Turkey: 16 people indicted for espionage in favor of Israel

Turkish Prosecution have indicted 16 people suspected of spying for Israel, a Turkish daily newspaper reports.

Istanbul’s Public Prosecutor on Friday indicted 16 people suspected of spying for Israeli intelligence agency Mossad, according to Turkish Daily Sabah newspaper.

The Turkish newspaper reported that 15 suspects are Palestinian, all in prison currently. The 16th. suspect is an Israeli Arab citizen, Ahmad Ziyad, who runs the network while living in Germany.

According to the indictment, the Mossad spying network consists of five lone cells. Each could receive a 20-year prison sentence should the court accept the Public Prosecutor’s claims.

According to the Turkish daily, the second important person in the network is Abdul Kader Barakat, accused of passing money from Ziyad to the other suspects.

Other suspects were named, including Abdul Rahman Nawa, who wore glasses fitted with a camera to take pictures of certain known people.

Mohammad Salhab is also part of the network and collected information on Turkish charities with connections to Palestinian NGOs.

Raed Ashour, according to the Public Prosecutor, has worked as a spy for Mossad between 1997 and the time he was detained.

In October, the newspaper reported that members of a spy network working with Mossad had been detained.

Israel and Turkey have not yet issued official statements on the issue.

When asked by Israeli Channel 12 whether Turkey had exaggerated the issue, former Deputy Head of Mossad and current MK Ram Ben-Barak replied, “Yes”.

He said that he would not explain how Mossad works, but urged: “The issue should be given importance proportional to its size.”

A couple released

Meanwhile, the Israeli couple that was arrested after taking pictures of President Erdogan’s residence atop Istanbul’s tallest building were later released.

Mordi and Natali Oknin were detained after visiting the newly opened Camlica Tower – Istanbul’s tallest building.

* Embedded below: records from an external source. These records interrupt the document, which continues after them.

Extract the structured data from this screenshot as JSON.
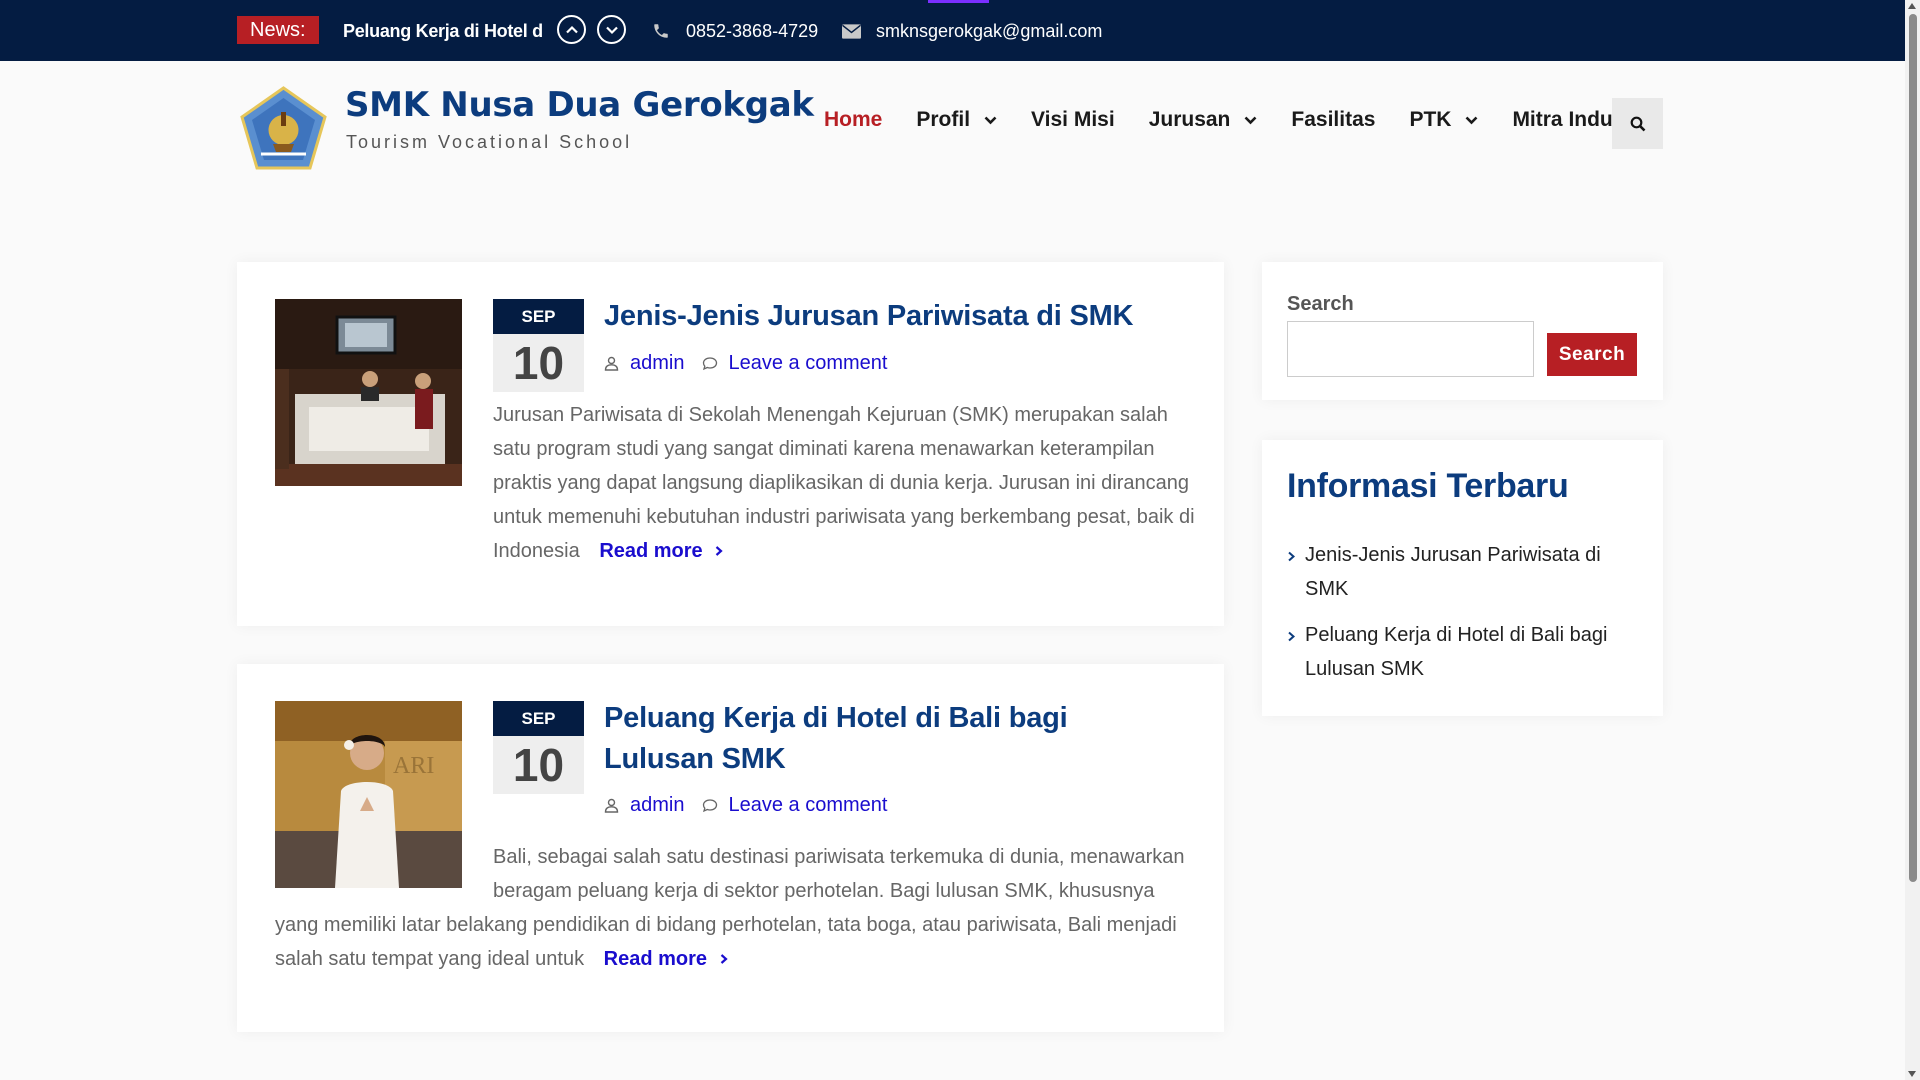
{
  "topbar": {
    "news_label": "News:",
    "ticker_text": "Peluang Kerja di Hotel di",
    "phone": "0852-3868-4729",
    "email": "smknsgerokgak@gmail.com"
  },
  "header": {
    "site_title": "SMK Nusa Dua Gerokgak",
    "tagline": "Tourism Vocational School",
    "nav": [
      {
        "label": "Home",
        "active": true
      },
      {
        "label": "Profil",
        "dropdown": true
      },
      {
        "label": "Visi Misi"
      },
      {
        "label": "Jurusan",
        "dropdown": true
      },
      {
        "label": "Fasilitas"
      },
      {
        "label": "PTK",
        "dropdown": true
      },
      {
        "label": "Mitra Industri"
      }
    ]
  },
  "posts": [
    {
      "month": "SEP",
      "day": "10",
      "title": "Jenis-Jenis Jurusan Pariwisata di SMK",
      "author": "admin",
      "comment_link": "Leave a comment",
      "excerpt": "Jurusan Pariwisata di Sekolah Menengah Kejuruan (SMK) merupakan salah satu program studi yang sangat diminati karena menawarkan keterampilan praktis yang dapat langsung diaplikasikan di dunia kerja. Jurusan ini dirancang untuk memenuhi kebutuhan industri pariwisata yang berkembang pesat, baik di Indonesia",
      "read_more": "Read more"
    },
    {
      "month": "SEP",
      "day": "10",
      "title": "Peluang Kerja di Hotel di Bali bagi Lulusan SMK",
      "author": "admin",
      "comment_link": "Leave a comment",
      "excerpt": "Bali, sebagai salah satu destinasi pariwisata terkemuka di dunia, menawarkan beragam peluang kerja di sektor perhotelan. Bagi lulusan SMK, khususnya yang memiliki latar belakang pendidikan di bidang perhotelan, tata boga, atau pariwisata, Bali menjadi salah satu tempat yang ideal untuk",
      "read_more": "Read more"
    }
  ],
  "sidebar": {
    "search_label": "Search",
    "search_value": "",
    "search_button": "Search",
    "recent_title": "Informasi Terbaru",
    "recent": [
      "Jenis-Jenis Jurusan Pariwisata di SMK",
      "Peluang Kerja di Hotel di Bali bagi Lulusan SMK"
    ]
  },
  "colors": {
    "topbar": "#041c42",
    "accent_red": "#b71f24",
    "title_blue": "#0c3c7e",
    "link_blue": "#1a0dce"
  }
}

However, they were freed last Thursday.

A court in the city charged them with “political and military espionage” for allegedly taking a photograph of Turkish President Recep Tayyip Erdogan’s home, Anadolu Agency reported.

An employee tipped off the police after seeing the couple take pictures of the residence from the tower’s restaurant, it said.

A Turkish national, who was with the couple, was also arrested on charges of political and military espionage.

The Oknins denied the charges, while Israeli Foreign Minister Yair Lapid insisted the couple was not employees of any spy agency.

“After joint efforts with Turkey, Mordi and Natali Oknin were released from prison and are on their way home to Israel,” the office of Prime Minister Naftali Bennett said in a statement.

Bennett said he and Lapid “thanked the president of Turkey and his government for their cooperation and look forward to welcoming the couple back home”.

Relations between Turkey and Israel have been strained, especially since ambassadors were withdrawn in 2018 after the deaths of Palestinian protesters in Gaza.